Data items ▸
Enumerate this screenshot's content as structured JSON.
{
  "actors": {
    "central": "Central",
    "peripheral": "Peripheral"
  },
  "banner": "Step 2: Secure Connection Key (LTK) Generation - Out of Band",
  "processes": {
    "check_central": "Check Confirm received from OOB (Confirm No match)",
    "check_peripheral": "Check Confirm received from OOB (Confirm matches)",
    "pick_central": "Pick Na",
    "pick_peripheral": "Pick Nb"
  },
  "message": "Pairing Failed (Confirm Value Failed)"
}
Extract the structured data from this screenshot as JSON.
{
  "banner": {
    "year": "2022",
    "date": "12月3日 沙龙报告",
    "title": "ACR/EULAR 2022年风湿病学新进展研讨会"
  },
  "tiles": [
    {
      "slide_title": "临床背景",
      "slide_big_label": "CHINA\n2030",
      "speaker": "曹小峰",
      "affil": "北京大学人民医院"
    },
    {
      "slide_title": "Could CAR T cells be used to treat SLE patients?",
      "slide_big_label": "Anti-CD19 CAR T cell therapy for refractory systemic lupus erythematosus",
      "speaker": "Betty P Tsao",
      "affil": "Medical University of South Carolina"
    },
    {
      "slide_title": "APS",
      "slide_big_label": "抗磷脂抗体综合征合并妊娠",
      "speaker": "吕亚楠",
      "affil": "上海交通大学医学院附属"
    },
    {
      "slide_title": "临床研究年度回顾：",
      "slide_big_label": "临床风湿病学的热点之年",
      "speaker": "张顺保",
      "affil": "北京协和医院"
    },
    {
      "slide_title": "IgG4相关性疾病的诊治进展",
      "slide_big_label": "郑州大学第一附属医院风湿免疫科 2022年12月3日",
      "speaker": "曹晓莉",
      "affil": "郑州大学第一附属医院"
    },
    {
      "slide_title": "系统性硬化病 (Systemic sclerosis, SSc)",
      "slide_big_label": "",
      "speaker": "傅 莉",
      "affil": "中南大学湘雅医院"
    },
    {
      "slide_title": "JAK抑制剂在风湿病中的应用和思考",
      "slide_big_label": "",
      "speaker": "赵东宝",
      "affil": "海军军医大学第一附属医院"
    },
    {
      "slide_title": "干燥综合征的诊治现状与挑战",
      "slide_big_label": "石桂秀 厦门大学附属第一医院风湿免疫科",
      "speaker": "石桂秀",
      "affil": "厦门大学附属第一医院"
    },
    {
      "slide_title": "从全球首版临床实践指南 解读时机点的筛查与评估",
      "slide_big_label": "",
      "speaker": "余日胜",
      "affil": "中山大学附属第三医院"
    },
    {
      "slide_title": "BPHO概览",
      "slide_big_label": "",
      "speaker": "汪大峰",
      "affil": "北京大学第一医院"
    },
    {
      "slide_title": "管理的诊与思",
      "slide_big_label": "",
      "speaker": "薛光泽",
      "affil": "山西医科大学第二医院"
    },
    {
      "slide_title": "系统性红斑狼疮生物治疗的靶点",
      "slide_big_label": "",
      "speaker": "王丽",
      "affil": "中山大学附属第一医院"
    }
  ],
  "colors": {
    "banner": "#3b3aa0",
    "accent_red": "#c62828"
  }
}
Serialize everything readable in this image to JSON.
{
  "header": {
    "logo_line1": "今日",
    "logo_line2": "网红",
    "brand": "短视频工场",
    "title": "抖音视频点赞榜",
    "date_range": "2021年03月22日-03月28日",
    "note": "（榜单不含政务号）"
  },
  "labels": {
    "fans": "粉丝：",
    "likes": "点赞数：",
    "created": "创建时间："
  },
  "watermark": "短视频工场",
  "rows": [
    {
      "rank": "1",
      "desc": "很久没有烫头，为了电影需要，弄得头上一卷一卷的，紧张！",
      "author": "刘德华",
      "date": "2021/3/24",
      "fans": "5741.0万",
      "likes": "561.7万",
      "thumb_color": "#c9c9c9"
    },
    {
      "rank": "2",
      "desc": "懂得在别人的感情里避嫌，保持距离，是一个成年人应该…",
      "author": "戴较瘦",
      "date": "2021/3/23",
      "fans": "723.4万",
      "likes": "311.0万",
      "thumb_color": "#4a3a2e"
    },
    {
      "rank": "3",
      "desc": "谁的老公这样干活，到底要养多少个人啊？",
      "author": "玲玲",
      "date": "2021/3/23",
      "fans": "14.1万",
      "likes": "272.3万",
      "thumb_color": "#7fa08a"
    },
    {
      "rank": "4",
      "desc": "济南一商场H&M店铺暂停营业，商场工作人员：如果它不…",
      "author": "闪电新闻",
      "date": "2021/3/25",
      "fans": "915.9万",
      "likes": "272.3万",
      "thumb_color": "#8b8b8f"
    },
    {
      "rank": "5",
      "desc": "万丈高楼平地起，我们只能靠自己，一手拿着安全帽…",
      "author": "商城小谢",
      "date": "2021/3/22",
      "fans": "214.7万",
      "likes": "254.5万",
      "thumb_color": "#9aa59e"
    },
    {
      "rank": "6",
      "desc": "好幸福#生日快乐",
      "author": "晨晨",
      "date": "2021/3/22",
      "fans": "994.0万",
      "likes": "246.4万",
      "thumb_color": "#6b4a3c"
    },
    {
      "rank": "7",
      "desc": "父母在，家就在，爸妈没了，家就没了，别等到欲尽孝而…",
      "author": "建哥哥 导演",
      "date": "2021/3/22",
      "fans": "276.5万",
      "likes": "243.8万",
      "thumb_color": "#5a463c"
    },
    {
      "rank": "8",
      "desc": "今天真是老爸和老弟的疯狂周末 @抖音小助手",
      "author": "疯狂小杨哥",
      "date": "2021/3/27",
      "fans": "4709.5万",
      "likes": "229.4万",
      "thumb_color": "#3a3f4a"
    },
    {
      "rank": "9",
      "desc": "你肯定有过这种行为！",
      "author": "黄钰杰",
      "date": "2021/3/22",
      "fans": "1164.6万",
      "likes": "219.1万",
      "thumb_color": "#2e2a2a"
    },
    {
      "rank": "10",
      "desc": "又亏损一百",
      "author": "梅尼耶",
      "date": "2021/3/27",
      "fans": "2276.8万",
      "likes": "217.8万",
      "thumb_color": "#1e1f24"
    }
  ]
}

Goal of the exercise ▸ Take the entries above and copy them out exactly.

Reply to the exercise ▸
Enumerate this screenshot's content as structured JSON.
{
  "actors": {
    "central": "Central",
    "peripheral": "Peripheral"
  },
  "banner": "Step 2: Secure Connection Key (LTK) Generation - Out of Band",
  "processes": {
    "check_central": "Check Confirm received from OOB (Confirm No match)",
    "check_peripheral": "Check Confirm received from OOB (Confirm matches)",
    "pick_central": "Pick Na",
    "pick_peripheral": "Pick Nb"
  },
  "message": "Pairing Failed (Confirm Value Failed)"
}
Extract the structured data from this screenshot as JSON.
{
  "banner": {
    "year": "2022",
    "date": "12月3日 沙龙报告",
    "title": "ACR/EULAR 2022年风湿病学新进展研讨会"
  },
  "tiles": [
    {
      "slide_title": "临床背景",
      "slide_big_label": "CHINA\n2030",
      "speaker": "曹小峰",
      "affil": "北京大学人民医院"
    },
    {
      "slide_title": "Could CAR T cells be used to treat SLE patients?",
      "slide_big_label": "Anti-CD19 CAR T cell therapy for refractory systemic lupus erythematosus",
      "speaker": "Betty P Tsao",
      "affil": "Medical University of South Carolina"
    },
    {
      "slide_title": "APS",
      "slide_big_label": "抗磷脂抗体综合征合并妊娠",
      "speaker": "吕亚楠",
      "affil": "上海交通大学医学院附属"
    },
    {
      "slide_title": "临床研究年度回顾：",
      "slide_big_label": "临床风湿病学的热点之年",
      "speaker": "张顺保",
      "affil": "北京协和医院"
    },
    {
      "slide_title": "IgG4相关性疾病的诊治进展",
      "slide_big_label": "郑州大学第一附属医院风湿免疫科 2022年12月3日",
      "speaker": "曹晓莉",
      "affil": "郑州大学第一附属医院"
    },
    {
      "slide_title": "系统性硬化病 (Systemic sclerosis, SSc)",
      "slide_big_label": "",
      "speaker": "傅 莉",
      "affil": "中南大学湘雅医院"
    },
    {
      "slide_title": "JAK抑制剂在风湿病中的应用和思考",
      "slide_big_label": "",
      "speaker": "赵东宝",
      "affil": "海军军医大学第一附属医院"
    },
    {
      "slide_title": "干燥综合征的诊治现状与挑战",
      "slide_big_label": "石桂秀 厦门大学附属第一医院风湿免疫科",
      "speaker": "石桂秀",
      "affil": "厦门大学附属第一医院"
    },
    {
      "slide_title": "从全球首版临床实践指南 解读时机点的筛查与评估",
      "slide_big_label": "",
      "speaker": "余日胜",
      "affil": "中山大学附属第三医院"
    },
    {
      "slide_title": "BPHO概览",
      "slide_big_label": "",
      "speaker": "汪大峰",
      "affil": "北京大学第一医院"
    },
    {
      "slide_title": "管理的诊与思",
      "slide_big_label": "",
      "speaker": "薛光泽",
      "affil": "山西医科大学第二医院"
    },
    {
      "slide_title": "系统性红斑狼疮生物治疗的靶点",
      "slide_big_label": "",
      "speaker": "王丽",
      "affil": "中山大学附属第一医院"
    }
  ],
  "colors": {
    "banner": "#3b3aa0",
    "accent_red": "#c62828"
  }
}
Serialize everything readable in this image to JSON.
{
  "header": {
    "logo_line1": "今日",
    "logo_line2": "网红",
    "brand": "短视频工场",
    "title": "抖音视频点赞榜",
    "date_range": "2021年03月22日-03月28日",
    "note": "（榜单不含政务号）"
  },
  "labels": {
    "fans": "粉丝：",
    "likes": "点赞数：",
    "created": "创建时间："
  },
  "watermark": "短视频工场",
  "rows": [
    {
      "rank": "1",
      "desc": "很久没有烫头，为了电影需要，弄得头上一卷一卷的，紧张！",
      "author": "刘德华",
      "date": "2021/3/24",
      "fans": "5741.0万",
      "likes": "561.7万",
      "thumb_color": "#c9c9c9"
    },
    {
      "rank": "2",
      "desc": "懂得在别人的感情里避嫌，保持距离，是一个成年人应该…",
      "author": "戴较瘦",
      "date": "2021/3/23",
      "fans": "723.4万",
      "likes": "311.0万",
      "thumb_color": "#4a3a2e"
    },
    {
      "rank": "3",
      "desc": "谁的老公这样干活，到底要养多少个人啊？",
      "author": "玲玲",
      "date": "2021/3/23",
      "fans": "14.1万",
      "likes": "272.3万",
      "thumb_color": "#7fa08a"
    },
    {
      "rank": "4",
      "desc": "济南一商场H&M店铺暂停营业，商场工作人员：如果它不…",
      "author": "闪电新闻",
      "date": "2021/3/25",
      "fans": "915.9万",
      "likes": "272.3万",
      "thumb_color": "#8b8b8f"
    },
    {
      "rank": "5",
      "desc": "万丈高楼平地起，我们只能靠自己，一手拿着安全帽…",
      "author": "商城小谢",
      "date": "2021/3/22",
      "fans": "214.7万",
      "likes": "254.5万",
      "thumb_color": "#9aa59e"
    },
    {
      "rank": "6",
      "desc": "好幸福#生日快乐",
      "author": "晨晨",
      "date": "2021/3/22",
      "fans": "994.0万",
      "likes": "246.4万",
      "thumb_color": "#6b4a3c"
    },
    {
      "rank": "7",
      "desc": "父母在，家就在，爸妈没了，家就没了，别等到欲尽孝而…",
      "author": "建哥哥 导演",
      "date": "2021/3/22",
      "fans": "276.5万",
      "likes": "243.8万",
      "thumb_color": "#5a463c"
    },
    {
      "rank": "8",
      "desc": "今天真是老爸和老弟的疯狂周末 @抖音小助手",
      "author": "疯狂小杨哥",
      "date": "2021/3/27",
      "fans": "4709.5万",
      "likes": "229.4万",
      "thumb_color": "#3a3f4a"
    },
    {
      "rank": "9",
      "desc": "你肯定有过这种行为！",
      "author": "黄钰杰",
      "date": "2021/3/22",
      "fans": "1164.6万",
      "likes": "219.1万",
      "thumb_color": "#2e2a2a"
    },
    {
      "rank": "10",
      "desc": "又亏损一百",
      "author": "梅尼耶",
      "date": "2021/3/27",
      "fans": "2276.8万",
      "likes": "217.8万",
      "thumb_color": "#1e1f24"
    }
  ]
}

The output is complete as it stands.